THE TASK - Read the data, and whenever a line holds the word "name", report that line.

---------- DATA EXCERPTS ----------

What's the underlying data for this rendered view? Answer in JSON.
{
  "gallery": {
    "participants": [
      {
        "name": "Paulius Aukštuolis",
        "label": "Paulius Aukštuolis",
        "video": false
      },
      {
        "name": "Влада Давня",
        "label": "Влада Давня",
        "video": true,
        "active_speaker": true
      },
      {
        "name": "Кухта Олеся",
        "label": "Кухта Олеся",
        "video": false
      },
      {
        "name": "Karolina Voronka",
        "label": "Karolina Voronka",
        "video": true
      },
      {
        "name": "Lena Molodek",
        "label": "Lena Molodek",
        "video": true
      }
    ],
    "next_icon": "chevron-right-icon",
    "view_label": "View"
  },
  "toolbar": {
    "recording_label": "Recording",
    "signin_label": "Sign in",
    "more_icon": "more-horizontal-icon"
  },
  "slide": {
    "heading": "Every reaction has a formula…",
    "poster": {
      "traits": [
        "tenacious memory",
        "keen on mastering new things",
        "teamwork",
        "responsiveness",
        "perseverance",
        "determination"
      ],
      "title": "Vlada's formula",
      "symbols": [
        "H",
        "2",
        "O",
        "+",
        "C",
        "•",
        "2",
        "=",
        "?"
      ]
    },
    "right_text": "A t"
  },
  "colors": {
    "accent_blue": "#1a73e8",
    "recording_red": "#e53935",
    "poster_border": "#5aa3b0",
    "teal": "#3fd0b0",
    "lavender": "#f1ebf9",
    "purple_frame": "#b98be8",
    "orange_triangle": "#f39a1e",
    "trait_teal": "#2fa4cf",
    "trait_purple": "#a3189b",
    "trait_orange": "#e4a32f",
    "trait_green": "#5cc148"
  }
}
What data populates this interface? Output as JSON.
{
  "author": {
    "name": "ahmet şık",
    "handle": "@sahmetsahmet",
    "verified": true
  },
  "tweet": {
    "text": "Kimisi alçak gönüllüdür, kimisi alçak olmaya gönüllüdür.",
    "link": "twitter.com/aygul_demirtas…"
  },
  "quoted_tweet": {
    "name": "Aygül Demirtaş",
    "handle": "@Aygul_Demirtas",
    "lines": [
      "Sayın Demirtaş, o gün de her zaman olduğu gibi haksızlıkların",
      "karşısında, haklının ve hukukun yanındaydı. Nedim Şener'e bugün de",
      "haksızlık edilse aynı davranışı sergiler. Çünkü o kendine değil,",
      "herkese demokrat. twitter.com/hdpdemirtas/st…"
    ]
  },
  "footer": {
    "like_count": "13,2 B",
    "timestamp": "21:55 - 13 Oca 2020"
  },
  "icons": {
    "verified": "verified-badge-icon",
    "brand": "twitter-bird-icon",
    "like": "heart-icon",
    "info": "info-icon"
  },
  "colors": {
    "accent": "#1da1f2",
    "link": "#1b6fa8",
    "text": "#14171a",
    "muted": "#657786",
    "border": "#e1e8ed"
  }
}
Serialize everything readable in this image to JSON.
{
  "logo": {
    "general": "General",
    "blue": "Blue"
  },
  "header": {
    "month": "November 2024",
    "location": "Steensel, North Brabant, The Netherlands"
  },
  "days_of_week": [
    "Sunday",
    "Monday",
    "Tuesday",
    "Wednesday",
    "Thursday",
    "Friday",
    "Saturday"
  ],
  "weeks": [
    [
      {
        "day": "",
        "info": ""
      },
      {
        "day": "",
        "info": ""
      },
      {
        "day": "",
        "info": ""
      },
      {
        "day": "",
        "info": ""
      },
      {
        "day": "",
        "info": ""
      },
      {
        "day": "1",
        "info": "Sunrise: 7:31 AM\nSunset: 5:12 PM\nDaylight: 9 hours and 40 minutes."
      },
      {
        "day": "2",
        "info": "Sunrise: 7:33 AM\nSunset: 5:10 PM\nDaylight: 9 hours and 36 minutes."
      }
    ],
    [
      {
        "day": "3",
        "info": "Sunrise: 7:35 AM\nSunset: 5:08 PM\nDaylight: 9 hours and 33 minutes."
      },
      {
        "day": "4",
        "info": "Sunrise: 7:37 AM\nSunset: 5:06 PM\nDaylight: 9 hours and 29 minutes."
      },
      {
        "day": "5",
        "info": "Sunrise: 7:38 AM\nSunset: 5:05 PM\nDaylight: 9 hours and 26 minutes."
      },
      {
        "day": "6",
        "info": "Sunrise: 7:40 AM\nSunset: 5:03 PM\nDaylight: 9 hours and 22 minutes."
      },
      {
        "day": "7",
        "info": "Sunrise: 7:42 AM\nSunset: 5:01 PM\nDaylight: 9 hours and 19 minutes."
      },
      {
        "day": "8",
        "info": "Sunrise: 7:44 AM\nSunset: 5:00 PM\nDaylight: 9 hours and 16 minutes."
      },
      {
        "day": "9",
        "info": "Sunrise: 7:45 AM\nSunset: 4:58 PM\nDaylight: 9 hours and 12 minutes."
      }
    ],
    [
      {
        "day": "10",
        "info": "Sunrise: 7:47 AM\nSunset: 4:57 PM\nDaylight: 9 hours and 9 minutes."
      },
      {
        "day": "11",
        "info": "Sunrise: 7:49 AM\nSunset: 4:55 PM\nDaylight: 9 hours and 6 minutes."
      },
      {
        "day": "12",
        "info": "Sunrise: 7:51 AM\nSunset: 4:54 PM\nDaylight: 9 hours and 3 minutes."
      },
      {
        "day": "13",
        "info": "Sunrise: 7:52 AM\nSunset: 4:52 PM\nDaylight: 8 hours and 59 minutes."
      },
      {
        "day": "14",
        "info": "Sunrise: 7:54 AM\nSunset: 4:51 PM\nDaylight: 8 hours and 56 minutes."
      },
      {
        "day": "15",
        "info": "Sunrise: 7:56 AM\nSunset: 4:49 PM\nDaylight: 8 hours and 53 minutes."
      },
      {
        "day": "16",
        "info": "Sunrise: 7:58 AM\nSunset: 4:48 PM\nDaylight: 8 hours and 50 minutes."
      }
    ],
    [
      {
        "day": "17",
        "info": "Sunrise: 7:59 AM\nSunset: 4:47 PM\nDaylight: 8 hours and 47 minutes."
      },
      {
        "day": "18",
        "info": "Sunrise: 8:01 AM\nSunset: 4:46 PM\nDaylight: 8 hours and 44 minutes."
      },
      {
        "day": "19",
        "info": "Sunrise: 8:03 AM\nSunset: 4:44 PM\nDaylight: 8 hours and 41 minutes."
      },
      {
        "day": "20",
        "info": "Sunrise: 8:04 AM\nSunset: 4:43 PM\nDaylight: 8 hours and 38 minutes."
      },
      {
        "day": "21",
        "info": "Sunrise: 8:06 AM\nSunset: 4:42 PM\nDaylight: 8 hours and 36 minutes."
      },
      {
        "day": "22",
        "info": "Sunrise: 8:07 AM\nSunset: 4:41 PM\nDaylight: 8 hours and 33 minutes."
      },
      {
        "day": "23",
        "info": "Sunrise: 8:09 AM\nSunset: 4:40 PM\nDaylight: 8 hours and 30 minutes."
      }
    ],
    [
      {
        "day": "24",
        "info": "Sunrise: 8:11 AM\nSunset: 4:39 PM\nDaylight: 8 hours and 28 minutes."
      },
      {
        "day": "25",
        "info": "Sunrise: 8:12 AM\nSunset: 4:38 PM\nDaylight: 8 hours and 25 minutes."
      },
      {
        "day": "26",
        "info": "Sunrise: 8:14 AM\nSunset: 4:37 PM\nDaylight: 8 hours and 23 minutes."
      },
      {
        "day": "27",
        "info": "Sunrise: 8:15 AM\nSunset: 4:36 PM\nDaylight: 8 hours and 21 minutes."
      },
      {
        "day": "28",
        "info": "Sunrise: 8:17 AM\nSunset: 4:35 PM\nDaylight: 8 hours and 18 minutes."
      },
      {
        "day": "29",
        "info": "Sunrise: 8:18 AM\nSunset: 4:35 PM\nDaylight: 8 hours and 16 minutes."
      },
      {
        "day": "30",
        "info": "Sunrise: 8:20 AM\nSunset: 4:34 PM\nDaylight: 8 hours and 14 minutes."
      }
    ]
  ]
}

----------

SOLUTION FOR THIS PROBLEM -
        "name": "Paulius Aukštuolis",
        "name": "Влада Давня",
        "name": "Кухта Олеся",
        "name": "Karolina Voronka",
        "name": "Lena Molodek",
    "name": "ahmet şık",
    "name": "Aygül Demirtaş",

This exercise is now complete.